BRUNSWICK COUNTY, NC (WWAY) — Counting and verifying ballots are a part of Sara Knotts’ job as Brunswick County’s Board of Elections director.
It’s a job that requires honesty and integrity all the time, Knotts proving just that this election cycle.
“I submitted the paperwork as a near relative to have her record removed so that it would pop up on the report and we could take those steps to make sure that I could remove her vote from the total,” Knotts said.
Knotts’ mom Anne Ashcraft fought a battle with glioblastoma, an aggressive brain cancer.
Ashcraft was bedridden, so Knotts requested an absentee ballot for her and her father who was taking care of her.
“I was completely comfortable giving her the opportunity to cast her ballot because it meant something to her, it was important to her,” Knotts said. “Even though I knew, in the back of my mind, that I might end up doing something like bring a challenge to remove that ballot.”
Ashcraft’s ballot was counted in September and she died on October 11.
In North Carolina, election law says eligibility to vote is determined on election day. So if someone votes early and dies before election day, they are ineligible to vote.

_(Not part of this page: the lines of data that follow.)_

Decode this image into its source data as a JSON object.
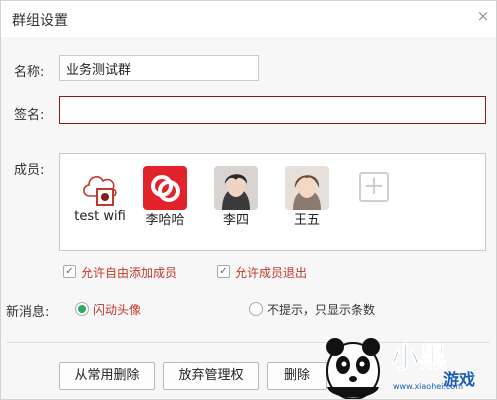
{
  "window": {
    "title": "群组设置",
    "close_label": "×"
  },
  "form": {
    "name_label": "名称:",
    "name_value": "业务测试群",
    "signature_label": "签名:",
    "signature_value": "",
    "members_label": "成员:",
    "new_message_label": "新消息:"
  },
  "members": [
    {
      "name": "test wifi",
      "avatar": "cloud-avatar-icon"
    },
    {
      "name": "李哈哈",
      "avatar": "red-chat-logo-icon"
    },
    {
      "name": "李四",
      "avatar": "photo-avatar"
    },
    {
      "name": "王五",
      "avatar": "photo-avatar"
    }
  ],
  "options": {
    "allow_add": {
      "label": "允许自由添加成员",
      "checked": true
    },
    "allow_exit": {
      "label": "允许成员退出",
      "checked": true
    },
    "msg_flash": {
      "label": "闪动头像",
      "selected": true
    },
    "msg_count": {
      "label": "不提示，只显示条数",
      "selected": false
    }
  },
  "buttons": {
    "remove_common": "从常用删除",
    "give_up_admin": "放弃管理权",
    "delete": "删除"
  },
  "watermark": {
    "text": "小黑游戏",
    "url": "www.xiaohei.com"
  },
  "colors": {
    "accent_red": "#c0392b",
    "radio_green": "#27ae60",
    "border_red": "#8b1a1a"
  }
}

Knotts says it was the most difficult thing she’s had to do as an election administrator, but she knows she would have made her mom proud.

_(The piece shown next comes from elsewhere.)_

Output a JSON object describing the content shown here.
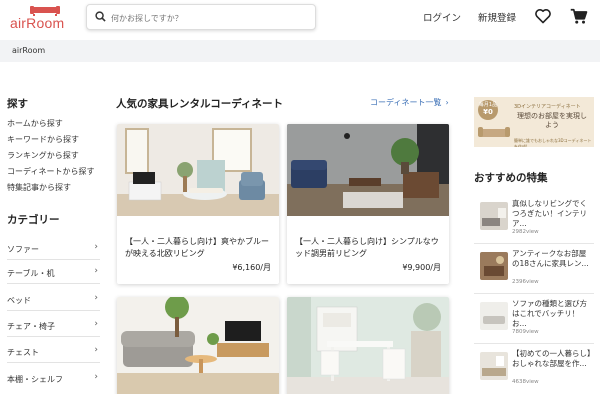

“I think she would’ve been like ‘yeah this is hard, but you have to do what you’re doing because it matters,'” Knotts said. “Even though it’s just one vote, it does matter.”
Hoping to shed light on the work she and so many others are doing across the country, Knotts shared her story on Twitter.

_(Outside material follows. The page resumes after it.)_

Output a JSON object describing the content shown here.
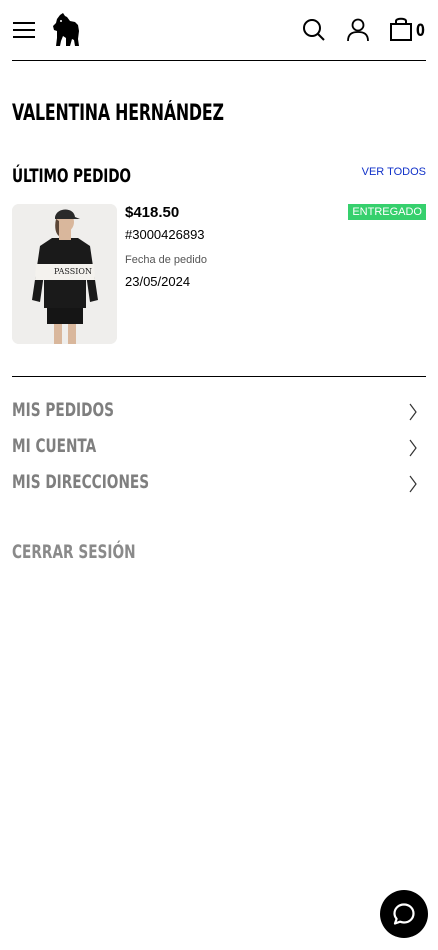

Hardest thing I’ve done as an elections administrator: present a challenge against the absentee ballot cast by my mom. In NC, the qualifications to vote are judged on election day. She passed away from glioblastoma after submitting her ballot but before Nov 3. #electionintegrity
— Sara Knotts (@SaraKnotts1) November 13, 2020
“You know, if I could put something out into the world that might change the rhetoric a little bit,” Knotts said. “There is some integrity in the election process and we need to trust what the officials are doing, then yeah let’s do it.”
Above all, in the midst of the chaos, Knotts says to make time.
“You don’t always know that you’ve got limited time. So making sure that you’re spending the time with your loved ones and telling them that you love them,” she said. “I think that’s really important.”
North Carolina State Board of Elections Executive Director Karen Brinson Bell shared a statement on the situation.
“Sara’s situation tugged at all of our heartstrings in the elections community. She did the right thing under the circumstances. She selflessly put the fair and impartial administration of the election ahead of everything else, despite how painful it must have been personally. Sara and hundreds of other elections workers across North Carolina have sacrificed greatly over the past year to make this election a success. We hope Sara’s story helps the public understand the passion, dedication and sacrifice it took to ensure more than 5.5 million voters could cast their ballot safely and securely during a global pandemic.”